What are your favorite materials to work with, and what have you discovered are difficult materials to work with?
Each season is a real challenge! Everything that is not in leather is more complicated because shoemakers know the best is leather. When I made the vegan capsule collection, I learned lot with the technical problems, but from the beginning, I loved working with lot of different materials because that’s what’s exciting to me!
We used fabrics like biological cotton or PU (polyurethane). It's impossible today to find great material looking similar to leather, but natural. The most technical problem is when you make a shoe you need to heat it. Leather is very resistant, but some materials are not.
What tools do you work with on a daily basis? Anything from software to hardware.
Only my hand and my brain, but I am a Photoshop pro.
You recently opened a new shop in Paris. What was the vision behind designing the store itself and the environment you wanted to create for your ideal customer?

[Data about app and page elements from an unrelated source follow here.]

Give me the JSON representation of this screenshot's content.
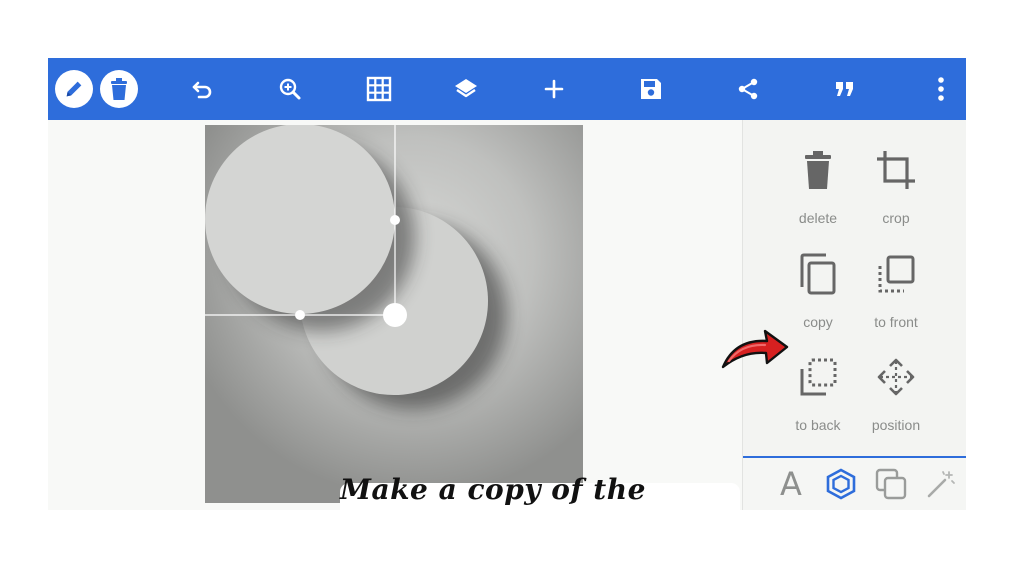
{
  "toolbar": {
    "buttons": [
      {
        "name": "edit-button",
        "icon": "pencil-icon"
      },
      {
        "name": "delete-button",
        "icon": "trash-icon"
      },
      {
        "name": "undo-button",
        "icon": "undo-icon"
      },
      {
        "name": "zoom-button",
        "icon": "zoom-in-icon"
      },
      {
        "name": "grid-button",
        "icon": "grid-icon"
      },
      {
        "name": "layers-button",
        "icon": "layers-icon"
      },
      {
        "name": "add-button",
        "icon": "plus-icon"
      },
      {
        "name": "save-button",
        "icon": "save-icon"
      },
      {
        "name": "share-button",
        "icon": "share-icon"
      },
      {
        "name": "quote-button",
        "icon": "quote-icon"
      },
      {
        "name": "more-button",
        "icon": "more-vertical-icon"
      }
    ]
  },
  "panel": {
    "delete_label": "delete",
    "crop_label": "crop",
    "copy_label": "copy",
    "to_front_label": "to front",
    "to_back_label": "to back",
    "position_label": "position",
    "tabs": [
      {
        "name": "text-tab",
        "icon": "letter-a-icon",
        "glyph": "A"
      },
      {
        "name": "shape-tab",
        "icon": "hexagon-icon",
        "active": true
      },
      {
        "name": "overlay-tab",
        "icon": "overlap-squares-icon"
      },
      {
        "name": "effects-tab",
        "icon": "magic-wand-icon"
      }
    ]
  },
  "caption": {
    "text": "Make a copy of the circle"
  },
  "colors": {
    "toolbar": "#2e6ddb",
    "accent": "#2e6ddb",
    "panel_bg": "#f3f4f2",
    "arrow": "#d62020"
  }
}
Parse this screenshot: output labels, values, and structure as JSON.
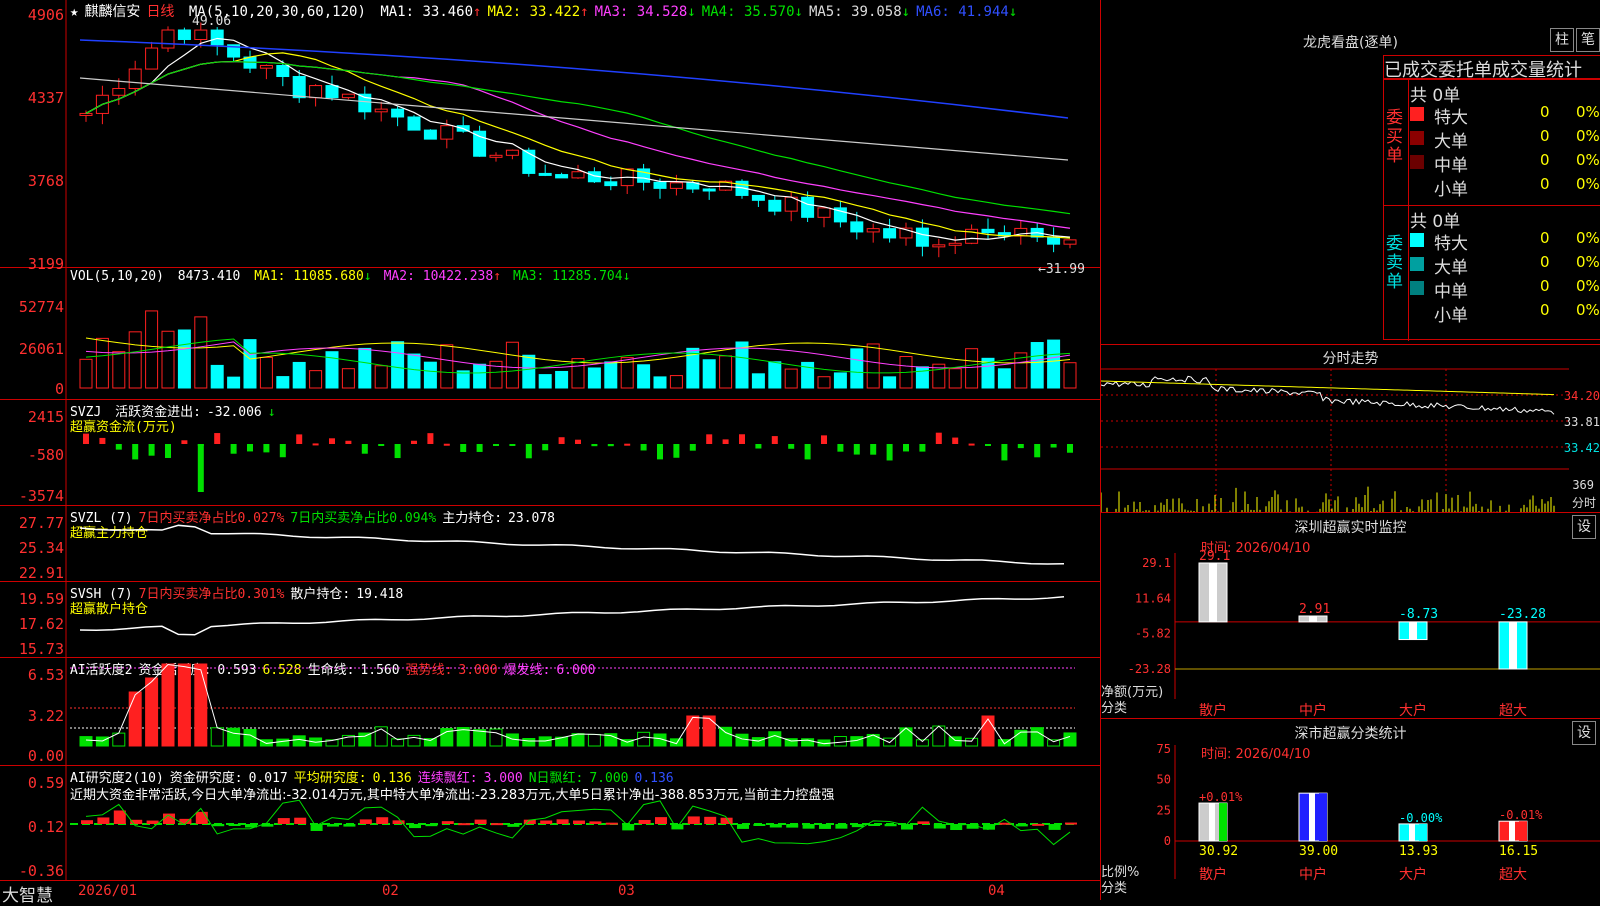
{
  "brand": "大智慧",
  "stock": {
    "name": "麒麟信安",
    "period": "日线",
    "close_marker": "★"
  },
  "price_panel": {
    "ma_label": "MA(5,10,20,30,60,120)",
    "ma": [
      {
        "label": "MA1:",
        "value": "33.460",
        "arrow": "↑",
        "color": "#ffffff"
      },
      {
        "label": "MA2:",
        "value": "33.422",
        "arrow": "↑",
        "color": "#ffff00"
      },
      {
        "label": "MA3:",
        "value": "34.528",
        "arrow": "↓",
        "color": "#ff40ff"
      },
      {
        "label": "MA4:",
        "value": "35.570",
        "arrow": "↓",
        "color": "#00e000"
      },
      {
        "label": "MA5:",
        "value": "39.058",
        "arrow": "↓",
        "color": "#dddddd"
      },
      {
        "label": "MA6:",
        "value": "41.944",
        "arrow": "↓",
        "color": "#3050ff"
      }
    ],
    "yticks": [
      "4906",
      "4337",
      "3768",
      "3199"
    ],
    "hi_label": "49.06",
    "lo_label": "←31.99"
  },
  "vol_panel": {
    "label": "VOL(5,10,20)",
    "value": "8473.410",
    "arrow": "↓",
    "ma": [
      {
        "label": "MA1:",
        "value": "11085.680",
        "arrow": "↓",
        "color": "#ffff00"
      },
      {
        "label": "MA2:",
        "value": "10422.238",
        "arrow": "↑",
        "color": "#ff40ff"
      },
      {
        "label": "MA3:",
        "value": "11285.704",
        "arrow": "↓",
        "color": "#00e000"
      }
    ],
    "yticks": [
      "52774",
      "26061",
      "0"
    ]
  },
  "svzj_panel": {
    "label": "SVZJ",
    "item": "活跃资金进出:",
    "value": "-32.006",
    "arrow": "↓",
    "sub": "超赢资金流(万元)",
    "yticks": [
      "2415",
      "-580",
      "-3574"
    ]
  },
  "svzl_panel": {
    "label": "SVZL (7)",
    "t1": "7日内买卖净占比0.027%",
    "t2": "7日内买卖净占比0.094%",
    "item": "主力持仓:",
    "value": "23.078",
    "arrow": "↓",
    "sub": "超赢主力持仓",
    "yticks": [
      "27.77",
      "25.34",
      "22.91"
    ]
  },
  "svsh_panel": {
    "label": "SVSH (7)",
    "t1": "7日内买卖净占比0.301%",
    "item": "散户持仓:",
    "value": "19.418",
    "arrow": "↑",
    "sub": "超赢散户持仓",
    "yticks": [
      "19.59",
      "17.62",
      "15.73"
    ]
  },
  "ai1_panel": {
    "label": "AI活跃度2",
    "item": "资金活跃度:",
    "value": "0.593",
    "arrow": "↓",
    "v2": "6.528",
    "life": "生命线:",
    "lifev": "1.560",
    "strong": "强势线:",
    "strongv": "3.000",
    "burst": "爆发线:",
    "burstv": "6.000",
    "yticks": [
      "6.53",
      "3.22",
      "0.00"
    ]
  },
  "ai2_panel": {
    "label": "AI研究度2(10)",
    "item": "资金研究度:",
    "value": "0.017",
    "arrow": "↓",
    "avg": "平均研究度:",
    "avgv": "0.136",
    "cont": "连续飘红:",
    "contv": "3.000",
    "nday": "N日飘红:",
    "ndayv": "7.000",
    "last": "0.136",
    "yticks": [
      "0.59",
      "0.12",
      "-0.36"
    ],
    "note": "近期大资金非常活跃,今日大单净流出:-32.014万元,其中特大单净流出:-23.283万元,大单5日累计净出-388.853万元,当前主力控盘强"
  },
  "x_axis": [
    "2026/01",
    "02",
    "03",
    "04"
  ],
  "dragon": {
    "title": "龙虎看盘(逐单)",
    "btn1": "柱",
    "btn2": "笔",
    "subtitle": "已成交委托单成交量统计",
    "buy": {
      "side": "委买单",
      "total": "共 0单",
      "rows": [
        {
          "name": "特大",
          "v": "0",
          "p": "0%",
          "color": "#ff2020"
        },
        {
          "name": "大单",
          "v": "0",
          "p": "0%",
          "color": "#8b0000"
        },
        {
          "name": "中单",
          "v": "0",
          "p": "0%",
          "color": "#6b0000"
        },
        {
          "name": "小单",
          "v": "0",
          "p": "0%",
          "color": "#000000"
        }
      ]
    },
    "sell": {
      "side": "委卖单",
      "total": "共 0单",
      "rows": [
        {
          "name": "特大",
          "v": "0",
          "p": "0%",
          "color": "#00ffff"
        },
        {
          "name": "大单",
          "v": "0",
          "p": "0%",
          "color": "#00a0a0"
        },
        {
          "name": "中单",
          "v": "0",
          "p": "0%",
          "color": "#008080"
        },
        {
          "name": "小单",
          "v": "0",
          "p": "0%",
          "color": "#000000"
        }
      ]
    }
  },
  "intraday": {
    "title": "分时走势",
    "yticks": [
      "34.20",
      "33.81",
      "33.42"
    ],
    "vol_label": "369",
    "time_label": "分时"
  },
  "sz_monitor": {
    "title": "深圳超赢实时监控",
    "btn": "设",
    "time": "时间: 2026/04/10",
    "ylabel": "净额(万元)",
    "xlabel": "分类",
    "yticks": [
      "29.1",
      "11.64",
      "-5.82",
      "-23.28"
    ]
  },
  "sz_class": {
    "title": "深市超赢分类统计",
    "btn": "设",
    "time": "时间: 2026/04/10",
    "ylabel": "比例%",
    "xlabel": "分类",
    "yticks": [
      "75",
      "50",
      "25",
      "0"
    ]
  },
  "chart_data": [
    {
      "type": "candlestick",
      "title": "麒麟信安 日线",
      "ylim": [
        31.99,
        49.06
      ],
      "note": "daily candles Jan-Apr 2026"
    },
    {
      "type": "bar",
      "title": "深圳超赢实时监控",
      "categories": [
        "散户",
        "中户",
        "大户",
        "超大"
      ],
      "values": [
        29.1,
        2.91,
        -8.73,
        -23.28
      ],
      "ylabel": "净额(万元)",
      "ylim": [
        -23.28,
        29.1
      ]
    },
    {
      "type": "bar",
      "title": "深市超赢分类统计",
      "categories": [
        "散户",
        "中户",
        "大户",
        "超大"
      ],
      "series": [
        {
          "name": "比例",
          "values": [
            30.92,
            39.0,
            13.93,
            16.15
          ]
        }
      ],
      "labels": [
        "+0.01%",
        "",
        "-0.00%",
        "-0.01%"
      ],
      "ylabel": "比例%",
      "ylim": [
        0,
        75
      ]
    }
  ]
}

People say that when you arrive at the shop, you enter my brain. My shop is my universe. I wanted a place like home. That’s why I put a bed inside because I don't like shopping. I don't care about that. I love thrift shops, and that's it. So I wanted a place where you can feel good. My paradise is where you can try on shoes and speak with Mari, who is taking care of the shop. If you don't buy something, it's not a problem. The idea is that you can try and touch. If you buy, it will be a product for your life.
What are some of the biggest challenges you faced, either with setting up your shop or when first creating your brand, that our readers can learn from?
The challenges are every minute and every day. I am still alone managing the brand, designing for the brand, paying the bills, making all the choices, driving my Instagram, and solving the problems. I have had a team for one year now that helps me build something like a real fashion business, but it's still very homemade! I am ready now to think bigger!
As you are based in Paris, and Passerbuys is a site based on recommendations, what are your favorite spots in Paris that you go to for inspiration or that you just find reliable?
Nature in Paris is very, very bad. I prefer leaving Paris and going to the countryside. That's why I bought a car. Freedom! In Paris, I work and see my friends. I am very good about staying at home. In Paris, I like Nanina, a new mozzarella shop. In La Buvette, you can eat and drink good countryside food and natural wines. Blé Sucré is my favorite boulangerie. Shop at India Mahdavi’s store. I love everything she does.
I also love hotels like the Hoxton Hotel where I did an OASIS PICHARD. Then I love the 6e, so I just walk there from Bastille, where I work. I go by the Cathedral-Notre-Dame, L'ile Saint Louis, and I just take the time to walk and look around. Taking time is important. See my next campaign by the 1st of March. What I want is to give Amelie Pichard, the brand, a wide creative voice. I am thinking of making this new business plan. My life is not only drawing, I built a brand. Each day my creative way is thinking how to elevate it!